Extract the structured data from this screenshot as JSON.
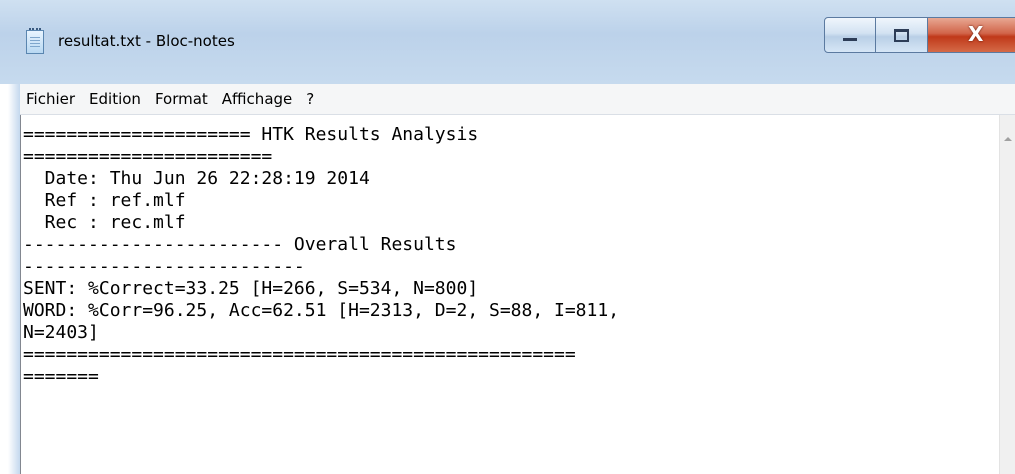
{
  "window": {
    "title": "resultat.txt - Bloc-notes",
    "app_icon": "notepad-icon",
    "caption_buttons": {
      "minimize_icon": "minimize-icon",
      "maximize_icon": "maximize-icon",
      "close_glyph": "X"
    }
  },
  "menu": {
    "items": [
      "Fichier",
      "Edition",
      "Format",
      "Affichage",
      "?"
    ]
  },
  "editor": {
    "lines": [
      "===================== HTK Results Analysis",
      "=======================",
      "  Date: Thu Jun 26 22:28:19 2014",
      "  Ref : ref.mlf",
      "  Rec : rec.mlf",
      "------------------------ Overall Results",
      "--------------------------",
      "SENT: %Correct=33.25 [H=266, S=534, N=800]",
      "WORD: %Corr=96.25, Acc=62.51 [H=2313, D=2, S=88, I=811,",
      "N=2403]",
      "===================================================",
      "======="
    ]
  },
  "colors": {
    "titlebar": "#c6daee",
    "close_button": "#c0391a",
    "menubar": "#f5f6f7",
    "editor_bg": "#ffffff"
  }
}
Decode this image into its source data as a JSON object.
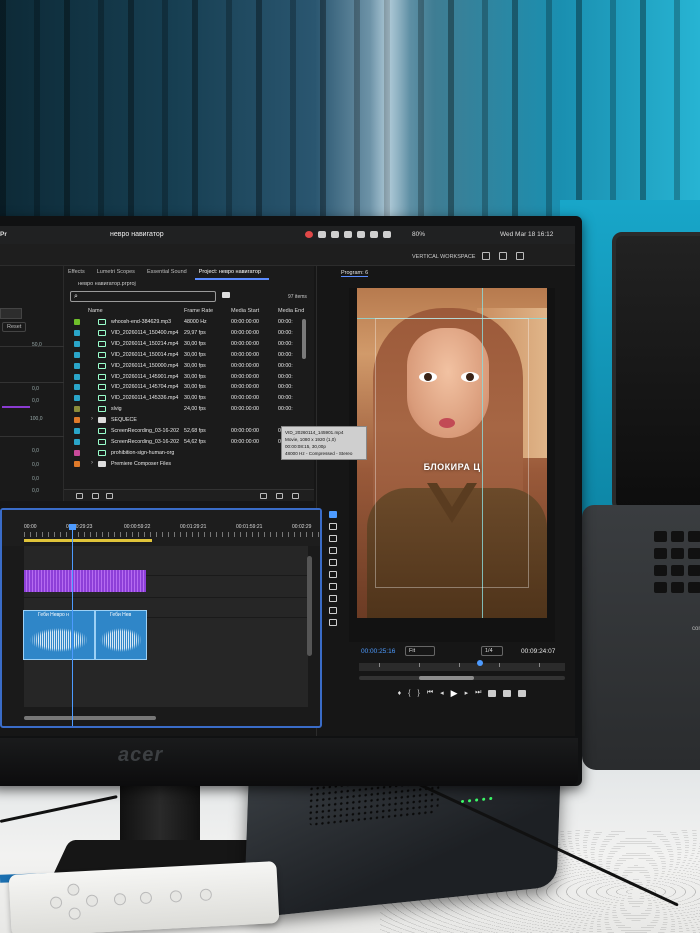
{
  "menubar": {
    "app_label": "Pr",
    "window_title": "невро навигатор",
    "battery": "80%",
    "datetime": "Wed Mar 18  16:12"
  },
  "workspace": {
    "label": "VERTICAL WORKSPACE"
  },
  "effects_panel": {
    "reset_label": "Reset",
    "values": [
      "50,0",
      "0,0",
      "0,0",
      "100,0",
      "0,0",
      "0,0",
      "0,0",
      "0,0"
    ]
  },
  "project_panel": {
    "tabs": [
      "Effects",
      "Lumetri Scopes",
      "Essential Sound",
      "Project: невро навигатор"
    ],
    "project_file": "невро навигатор.prproj",
    "item_count": "97 items",
    "columns": [
      "Name",
      "Frame Rate",
      "Media Start",
      "Media End"
    ],
    "files": [
      {
        "name": "whoosh-end-384629.mp3",
        "frame_rate": "48000 Hz",
        "media_start": "00:00:00:00",
        "media_end": "00:00:",
        "color": "#6fbf2a"
      },
      {
        "name": "VID_20260114_150400.mp4",
        "frame_rate": "29,97 fps",
        "media_start": "00:00:00:00",
        "media_end": "00:00:",
        "color": "#2aa5c9"
      },
      {
        "name": "VID_20260114_150214.mp4",
        "frame_rate": "30,00 fps",
        "media_start": "00:00:00:00",
        "media_end": "00:00:",
        "color": "#2aa5c9"
      },
      {
        "name": "VID_20260114_150014.mp4",
        "frame_rate": "30,00 fps",
        "media_start": "00:00:00:00",
        "media_end": "00:00:",
        "color": "#2aa5c9"
      },
      {
        "name": "VID_20260114_150000.mp4",
        "frame_rate": "30,00 fps",
        "media_start": "00:00:00:00",
        "media_end": "00:00:",
        "color": "#2aa5c9"
      },
      {
        "name": "VID_20260114_145901.mp4",
        "frame_rate": "30,00 fps",
        "media_start": "00:00:00:00",
        "media_end": "00:00:",
        "color": "#2aa5c9"
      },
      {
        "name": "VID_20260114_145704.mp4",
        "frame_rate": "30,00 fps",
        "media_start": "00:00:00:00",
        "media_end": "00:00:",
        "color": "#2aa5c9"
      },
      {
        "name": "VID_20260114_145336.mp4",
        "frame_rate": "30,00 fps",
        "media_start": "00:00:00:00",
        "media_end": "00:00:",
        "color": "#2aa5c9"
      },
      {
        "name": "slvig",
        "frame_rate": "24,00 fps",
        "media_start": "00:00:00:00",
        "media_end": "00:00:",
        "color": "#8c8c3a"
      },
      {
        "name": "SEQUECE",
        "frame_rate": "",
        "media_start": "",
        "media_end": "",
        "color": "#e07a2a",
        "folder": true
      },
      {
        "name": "ScreenRecording_03-16-202",
        "frame_rate": "52,68 fps",
        "media_start": "00:00:00:00",
        "media_end": "00:00:",
        "color": "#2aa5c9"
      },
      {
        "name": "ScreenRecording_03-16-202",
        "frame_rate": "54,62 fps",
        "media_start": "00:00:00:00",
        "media_end": "00:00:",
        "color": "#2aa5c9"
      },
      {
        "name": "prohibition-sign-human-org",
        "frame_rate": "",
        "media_start": "",
        "media_end": "",
        "color": "#c94a9a"
      },
      {
        "name": "Premiere Composer Files",
        "frame_rate": "",
        "media_start": "",
        "media_end": "",
        "color": "#e07a2a",
        "folder": true
      }
    ],
    "tooltip": [
      "VID_20260114_145901.mp4",
      "Movie, 1080 x 1920 (1,0)",
      "00:00:08:15, 30,00p",
      "48000 Hz - Compressed - Stereo"
    ]
  },
  "program_monitor": {
    "label": "Program: 6",
    "caption": "БЛОКИРА Ц",
    "timecode_current": "00:00:25:16",
    "fit": "Fit",
    "resolution": "1/4",
    "timecode_duration": "00:09:24:07"
  },
  "timeline": {
    "ruler": [
      "00:00",
      "00:00:29:23",
      "00:00:59:22",
      "00:01:29:21",
      "00:01:59:21",
      "00:02:29"
    ],
    "clip_labels": [
      "Геби Невро н",
      "Геби Нев"
    ]
  },
  "monitor": {
    "brand": "acer"
  },
  "laptop": {
    "key_label": "control"
  }
}
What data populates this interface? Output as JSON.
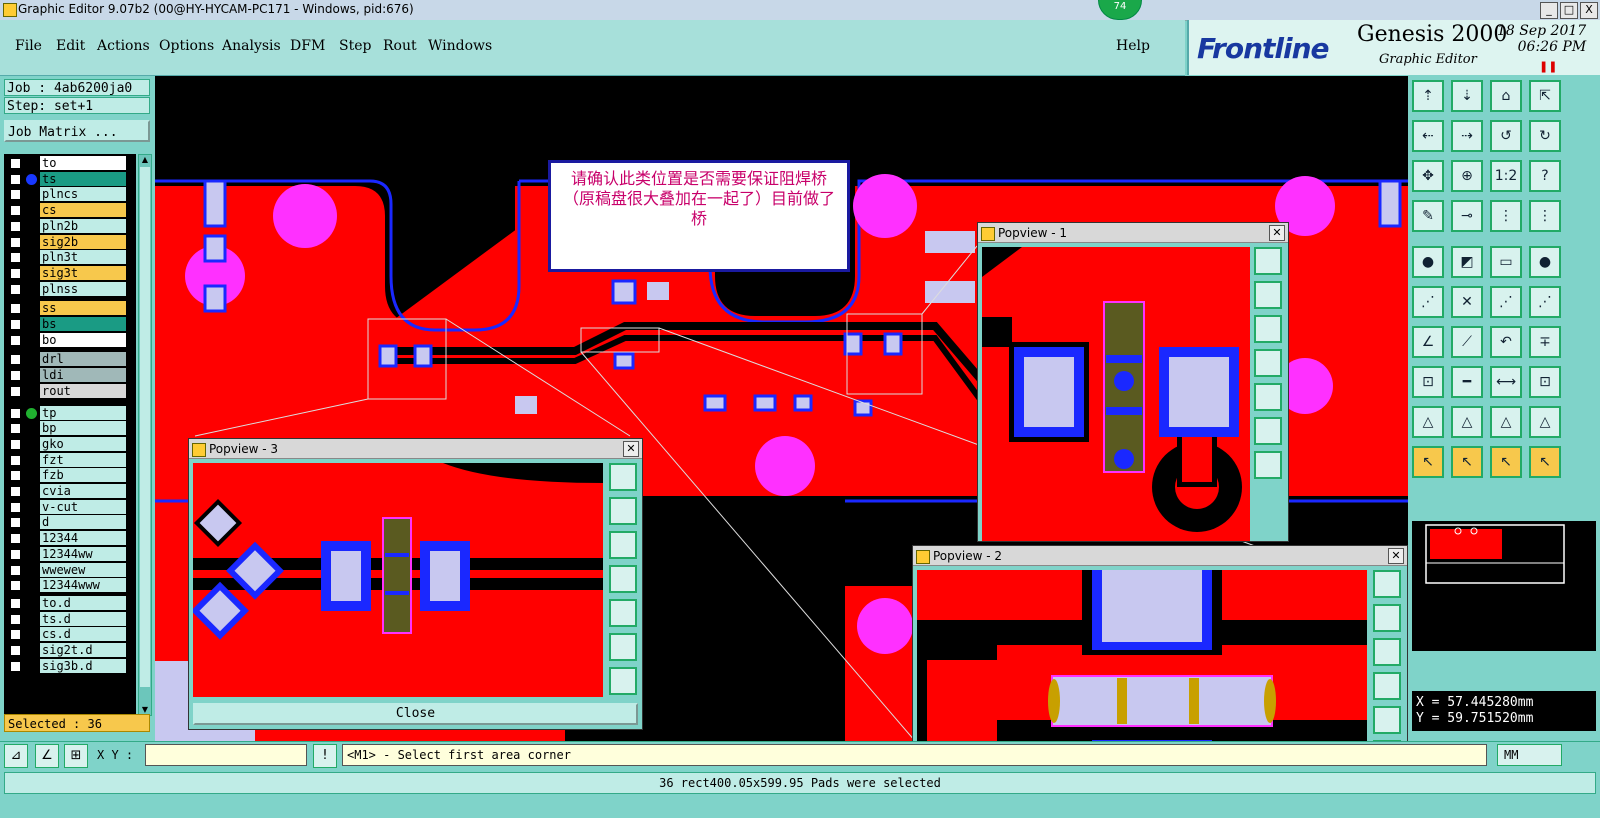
{
  "window": {
    "title": "Graphic Editor 9.07b2 (00@HY-HYCAM-PC171 - Windows, pid:676)",
    "badge": "74",
    "controls": [
      "_",
      "□",
      "X"
    ]
  },
  "menu": {
    "items": [
      "File",
      "Edit",
      "Actions",
      "Options",
      "Analysis",
      "DFM",
      "Step",
      "Rout",
      "Windows"
    ],
    "help": "Help"
  },
  "brand": {
    "logo": "Frontline",
    "product": "Genesis 2000",
    "subtitle": "Graphic Editor",
    "date": "18 Sep 2017",
    "time": "06:26 PM"
  },
  "job": {
    "job_label": "Job : 4ab6200ja0",
    "step_label": "Step: set+1",
    "matrix_button": "Job Matrix ..."
  },
  "layers": [
    {
      "name": "to",
      "color": "#ffffff",
      "dot": ""
    },
    {
      "name": "ts",
      "color": "#1a9b84",
      "dot": "#1838ff"
    },
    {
      "name": "plncs",
      "color": "#bfece6",
      "dot": ""
    },
    {
      "name": "cs",
      "color": "#f7c84c",
      "dot": ""
    },
    {
      "name": "pln2b",
      "color": "#bfece6",
      "dot": ""
    },
    {
      "name": "sig2b",
      "color": "#f7c84c",
      "dot": ""
    },
    {
      "name": "pln3t",
      "color": "#bfece6",
      "dot": ""
    },
    {
      "name": "sig3t",
      "color": "#f7c84c",
      "dot": ""
    },
    {
      "name": "plnss",
      "color": "#bfece6",
      "dot": ""
    },
    {
      "name": "ss",
      "color": "#f7c84c",
      "dot": ""
    },
    {
      "name": "bs",
      "color": "#1a9b84",
      "dot": ""
    },
    {
      "name": "bo",
      "color": "#ffffff",
      "dot": ""
    },
    {
      "name": "drl",
      "color": "#a0b8b8",
      "dot": ""
    },
    {
      "name": "ldi",
      "color": "#a0b8b8",
      "dot": ""
    },
    {
      "name": "rout",
      "color": "#d8d8d8",
      "dot": ""
    },
    {
      "name": "tp",
      "color": "#bfece6",
      "dot": "#20b030"
    },
    {
      "name": "bp",
      "color": "#bfece6",
      "dot": ""
    },
    {
      "name": "gko",
      "color": "#bfece6",
      "dot": ""
    },
    {
      "name": "fzt",
      "color": "#bfece6",
      "dot": ""
    },
    {
      "name": "fzb",
      "color": "#bfece6",
      "dot": ""
    },
    {
      "name": "cvia",
      "color": "#bfece6",
      "dot": ""
    },
    {
      "name": "v-cut",
      "color": "#bfece6",
      "dot": ""
    },
    {
      "name": "d",
      "color": "#bfece6",
      "dot": ""
    },
    {
      "name": "12344",
      "color": "#bfece6",
      "dot": ""
    },
    {
      "name": "12344ww",
      "color": "#bfece6",
      "dot": ""
    },
    {
      "name": "wwewew",
      "color": "#bfece6",
      "dot": ""
    },
    {
      "name": "12344www",
      "color": "#bfece6",
      "dot": ""
    },
    {
      "name": "to.d",
      "color": "#bfece6",
      "dot": ""
    },
    {
      "name": "ts.d",
      "color": "#bfece6",
      "dot": ""
    },
    {
      "name": "cs.d",
      "color": "#bfece6",
      "dot": ""
    },
    {
      "name": "sig2t.d",
      "color": "#bfece6",
      "dot": ""
    },
    {
      "name": "sig3b.d",
      "color": "#bfece6",
      "dot": ""
    }
  ],
  "selected": "Selected : 36",
  "note": "请确认此类位置是否需要保证阻焊桥（原稿盘很大叠加在一起了）目前做了桥",
  "popviews": {
    "p1": "Popview - 1",
    "p2": "Popview - 2",
    "p3": "Popview - 3",
    "close_button": "Close"
  },
  "cmd": {
    "xy_label": "X Y :",
    "xy_value": "",
    "prompt": "<M1> - Select first area corner",
    "units": "MM"
  },
  "coords": {
    "x": "X = 57.445280mm",
    "y": "Y = 59.751520mm"
  },
  "status": "36 rect400.05x599.95 Pads were selected",
  "colors": {
    "copper": "#ff0000",
    "pad": "#c8c8f0",
    "mask": "#1a28ff",
    "drill": "#ff30ff",
    "panel": "#7fd3c9"
  },
  "icons": [
    "select-icon",
    "zoom-icon",
    "grid-icon",
    "warning-icon",
    "pan-icon",
    "route-icon"
  ]
}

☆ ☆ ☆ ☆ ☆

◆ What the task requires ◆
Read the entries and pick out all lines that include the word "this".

◆ Worked solution ◆
Extract the structured data from this screenshot as JSON.
Decode this image into its source data as a JSON object.
What data populates this interface? Output as JSON.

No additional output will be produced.